Gone also is the feeling of change in the Zone at large. In SoC, when you shut off the Brain-Scorcher, the Zone felt like it changed around you. You had factions fighting in and around Chernobyl, mutants rampaging and other areas of the zone feeling a little bit more empty. The world in CoP largely stays in place. Your actions now usually just change some of the NPCs and their fate. Whether that is living or dying. What you do now has no real effect on the zone and that’s a disappointment. I was hoping that GSC would expand that idea of changes in the Zone in this game even a little bit compared to SoC but it seems they took a step back.
One irritation I have is with the weight system in the game. I felt like I could get too easily weighed down everytime I went out and getting slowed or completely stopped by stuff was just a minor annoyance I have. Granted, I can’t think of a better inventory in RPGs that has been made. True, this one was more flexible in its approach than the previous one and allowed you to add more space through modifications to your suit. They also changed it so that you couldn’t just sell any gun you came across, it had to be in good repair or the trader wouldn’t buy it and repairing usually costed too much to make any profit off of it. Which was a good idea, it gets rid of loot runs on the local bandit base to make money. I just wish when you were looting bodies it wasn’t quite so easy to pick up said guns on accident.

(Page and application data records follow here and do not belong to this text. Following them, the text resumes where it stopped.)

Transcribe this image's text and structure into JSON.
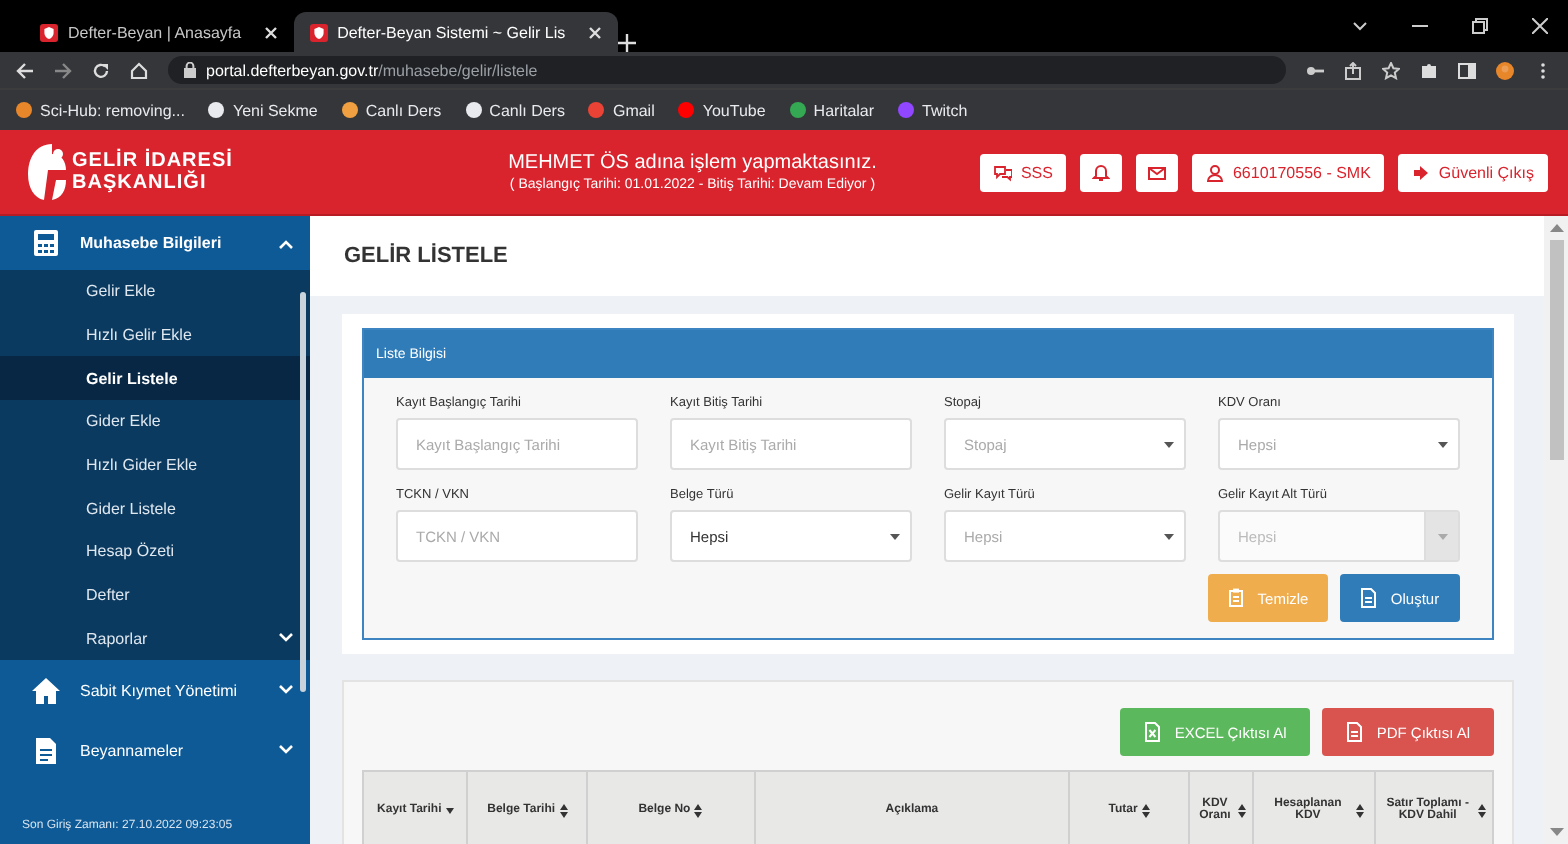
{
  "browser": {
    "tabs": [
      {
        "title": "Defter-Beyan | Anasayfa",
        "selected": false
      },
      {
        "title": "Defter-Beyan Sistemi ~ Gelir Lis",
        "selected": true
      }
    ],
    "url": {
      "host": "portal.defterbeyan.gov.tr",
      "path": "/muhasebe/gelir/listele"
    },
    "bookmarks": [
      {
        "label": "Sci-Hub: removing...",
        "color": "#e8862a"
      },
      {
        "label": "Yeni Sekme",
        "color": "#e8eaed"
      },
      {
        "label": "Canlı Ders",
        "color": "#f0a040"
      },
      {
        "label": "Canlı Ders",
        "color": "#e8eaed"
      },
      {
        "label": "Gmail",
        "color": "#ea4335"
      },
      {
        "label": "YouTube",
        "color": "#ff0000"
      },
      {
        "label": "Haritalar",
        "color": "#34a853"
      },
      {
        "label": "Twitch",
        "color": "#9146ff"
      }
    ]
  },
  "header": {
    "logo_lines": [
      "GELİR İDARESİ",
      "BAŞKANLIĞI"
    ],
    "user_message": "MEHMET ÖS adına işlem yapmaktasınız.",
    "period_note": "( Başlangıç Tarihi: 01.01.2022 - Bitiş Tarihi: Devam Ediyor )",
    "actions": [
      {
        "kind": "faq",
        "label": "SSS"
      },
      {
        "kind": "notifications"
      },
      {
        "kind": "messages"
      },
      {
        "kind": "user",
        "label": "6610170556 - SMK"
      },
      {
        "kind": "logout",
        "label": "Güvenli Çıkış"
      }
    ]
  },
  "sidebar": {
    "sections": [
      {
        "label": "Muhasebe Bilgileri",
        "expanded": true,
        "children": [
          {
            "label": "Gelir Ekle",
            "selected": false,
            "has_submenu": false
          },
          {
            "label": "Hızlı Gelir Ekle",
            "selected": false,
            "has_submenu": false
          },
          {
            "label": "Gelir Listele",
            "selected": true,
            "has_submenu": false
          },
          {
            "label": "Gider Ekle",
            "selected": false,
            "has_submenu": false
          },
          {
            "label": "Hızlı Gider Ekle",
            "selected": false,
            "has_submenu": false
          },
          {
            "label": "Gider Listele",
            "selected": false,
            "has_submenu": false
          },
          {
            "label": "Hesap Özeti",
            "selected": false,
            "has_submenu": false
          },
          {
            "label": "Defter",
            "selected": false,
            "has_submenu": false
          },
          {
            "label": "Raporlar",
            "selected": false,
            "has_submenu": true
          }
        ]
      },
      {
        "label": "Sabit Kıymet Yönetimi",
        "expanded": false
      },
      {
        "label": "Beyannameler",
        "expanded": false
      }
    ],
    "last_login": "Son Giriş Zamanı: 27.10.2022 09:23:05"
  },
  "page_title": "GELİR LİSTELE",
  "filter_panel": {
    "title": "Liste Bilgisi",
    "fields": [
      {
        "kind": "input",
        "label": "Kayıt Başlangıç Tarihi",
        "placeholder": "Kayıt Başlangıç Tarihi",
        "disabled": false
      },
      {
        "kind": "input",
        "label": "Kayıt Bitiş Tarihi",
        "placeholder": "Kayıt Bitiş Tarihi",
        "disabled": false
      },
      {
        "kind": "select",
        "label": "Stopaj",
        "placeholder": "Stopaj",
        "disabled": false
      },
      {
        "kind": "select",
        "label": "KDV Oranı",
        "placeholder": "Hepsi",
        "disabled": false
      },
      {
        "kind": "input",
        "label": "TCKN / VKN",
        "placeholder": "TCKN / VKN",
        "disabled": false
      },
      {
        "kind": "select",
        "label": "Belge Türü",
        "value": "Hepsi",
        "disabled": false
      },
      {
        "kind": "select",
        "label": "Gelir Kayıt Türü",
        "placeholder": "Hepsi",
        "disabled": false
      },
      {
        "kind": "select",
        "label": "Gelir Kayıt Alt Türü",
        "placeholder": "Hepsi",
        "disabled": true
      }
    ],
    "buttons": [
      {
        "kind": "clear",
        "label": "Temizle"
      },
      {
        "kind": "create",
        "label": "Oluştur"
      }
    ]
  },
  "results": {
    "export_buttons": [
      {
        "kind": "excel",
        "label": "EXCEL Çıktısı Al"
      },
      {
        "kind": "pdf",
        "label": "PDF Çıktısı Al"
      }
    ],
    "columns": [
      {
        "label": "Kayıt Tarihi",
        "sortable": true,
        "sorted": true
      },
      {
        "label": "Belge Tarihi",
        "sortable": true,
        "sorted": false
      },
      {
        "label": "Belge No",
        "sortable": true,
        "sorted": false
      },
      {
        "label": "Açıklama",
        "sortable": false,
        "sorted": false
      },
      {
        "label": "Tutar",
        "sortable": true,
        "sorted": false
      },
      {
        "label": "KDV Oranı",
        "sortable": true,
        "sorted": false
      },
      {
        "label": "Hesaplanan KDV",
        "sortable": true,
        "sorted": false
      },
      {
        "label": "Satır Toplamı - KDV Dahil",
        "sortable": true,
        "sorted": false
      }
    ]
  }
}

The tone of this game is very different to SoC. The last one constantly reminded you that this was a very horror-based, things will kill you at any turn that are far out of your league kind of a game. Whether that was the music, the Controllers and their hair-raising sound or just the NPCS interactions themselves. In CoP, the tone of the game is that of another world. This was reflected in the music and general presentation of the game which felt more muted to SoC more in-your-face presentation. Even walking around in the abandoned city of Chernobyl was a weighty experience, as if the ghosts of those that lived there would suddenly come out of the buildings that stood silently, a testament of what happened so many years ago. It was unnerving to walk around there, so silent and yet not… But, heh, I kept forgetting that the Zone was still on Earth and that there was another world beyond the borders of the Zone. Still, this isn’t a bad thing and it sets it apart from its previous game and I liked that.

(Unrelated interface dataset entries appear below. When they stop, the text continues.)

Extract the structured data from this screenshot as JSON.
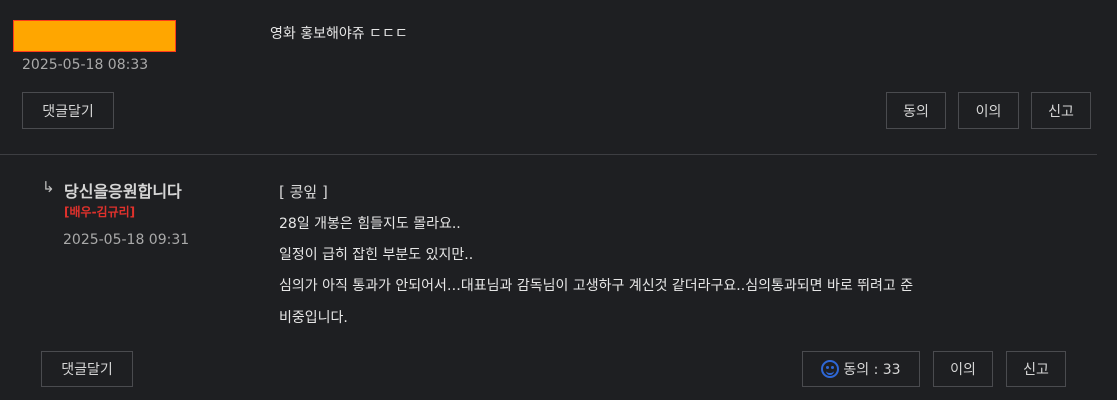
{
  "comment": {
    "date": "2025-05-18 08:33",
    "text": "영화 홍보해야쥬 ㄷㄷㄷ",
    "reply_button": "댓글달기",
    "agree_button": "동의",
    "disagree_button": "이의",
    "report_button": "신고",
    "name_block_color": "#ffa600"
  },
  "reply": {
    "arrow": "↳",
    "author": "당신을응원합니다",
    "tag": "[배우-김규리]",
    "date": "2025-05-18 09:31",
    "header": "[ 콩잎 ]",
    "lines": [
      "28일 개봉은 힘들지도 몰라요..",
      "일정이 급히 잡힌 부분도 있지만..",
      "심의가 아직 통과가 안되어서…대표님과 감독님이 고생하구 계신것 같더라구요..심의통과되면 바로 뛰려고 준",
      "비중입니다."
    ],
    "reply_button": "댓글달기",
    "agree_label": "동의 : 33",
    "disagree_button": "이의",
    "report_button": "신고",
    "tag_color": "#e0312c",
    "smile_icon_color": "#2e67d6"
  }
}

That aside, S.T.A.L.K.E.R. Call of Pripyat is an engaging game in an beautiful world. I am really happy that I got introduced to this series. The journey has been exciting, terrifying and challenging all at the same time. I support original and unique endeavors and this series certainly has it in spades. I mean, how many games centered around Chernobyl do you run into? Very few, thats for sure. Its a great reminder of the dangers of Nuclear technology and this alternate future was very interesting. Despite my disappointments with the game, they didn’t overshadow the sheer fun I had with the game. And the game is largely clean of bugs or other issues as well in its vanilla state too. I have no doubt I will return to the Zone, whether it’s through a replay or a sequel remains to be seen. If your looking for an Open-World, RPG & FPS fun and thrilling game, then give the S.T.A.L.K.E.R. Series a look.

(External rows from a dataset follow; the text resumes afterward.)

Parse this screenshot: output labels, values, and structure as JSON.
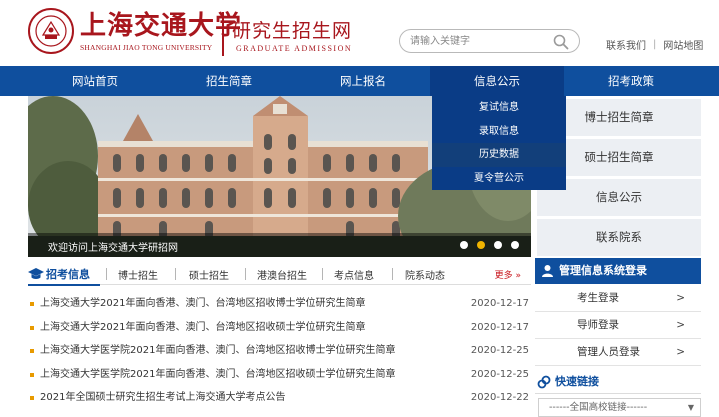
{
  "header": {
    "logo_cn": "上海交通大学",
    "logo_en": "SHANGHAI JIAO TONG UNIVERSITY",
    "site_title_cn": "研究生招生网",
    "site_title_en": "GRADUATE ADMISSION",
    "search_placeholder": "请输入关键字",
    "links": [
      "联系我们",
      "网站地图"
    ],
    "brand_color": "#a8161d"
  },
  "nav": {
    "items": [
      "网站首页",
      "招生简章",
      "网上报名",
      "信息公示",
      "招考政策"
    ],
    "active": "信息公示",
    "color": "#0f4f9e"
  },
  "dropdown": {
    "items": [
      "复试信息",
      "录取信息",
      "历史数据",
      "夏令营公示"
    ],
    "highlighted": "历史数据"
  },
  "banner": {
    "caption": "欢迎访问上海交通大学研招网",
    "slide_count": 4,
    "active_slide": 2
  },
  "sidebar": {
    "items": [
      "博士招生简章",
      "硕士招生简章",
      "信息公示",
      "联系院系"
    ]
  },
  "management": {
    "title": "管理信息系统登录",
    "items": [
      "考生登录",
      "导师登录",
      "管理人员登录"
    ],
    "arrow": ">"
  },
  "quick_links": {
    "title": "快速链接",
    "select_value": "------全国高校链接------"
  },
  "tabs": {
    "main": "招考信息",
    "items": [
      "博士招生",
      "硕士招生",
      "港澳台招生",
      "考点信息",
      "院系动态"
    ],
    "more": "更多 »"
  },
  "news": [
    {
      "title": "上海交通大学2021年面向香港、澳门、台湾地区招收博士学位研究生简章",
      "date": "2020-12-17"
    },
    {
      "title": "上海交通大学2021年面向香港、澳门、台湾地区招收硕士学位研究生简章",
      "date": "2020-12-17"
    },
    {
      "title": "上海交通大学医学院2021年面向香港、澳门、台湾地区招收博士学位研究生简章",
      "date": "2020-12-25"
    },
    {
      "title": "上海交通大学医学院2021年面向香港、澳门、台湾地区招收硕士学位研究生简章",
      "date": "2020-12-25"
    },
    {
      "title": "2021年全国硕士研究生招生考试上海交通大学考点公告",
      "date": "2020-12-22"
    }
  ]
}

I hope you enjoyed reading my review of this game. So STALKER, until next time, be safe in the Zone…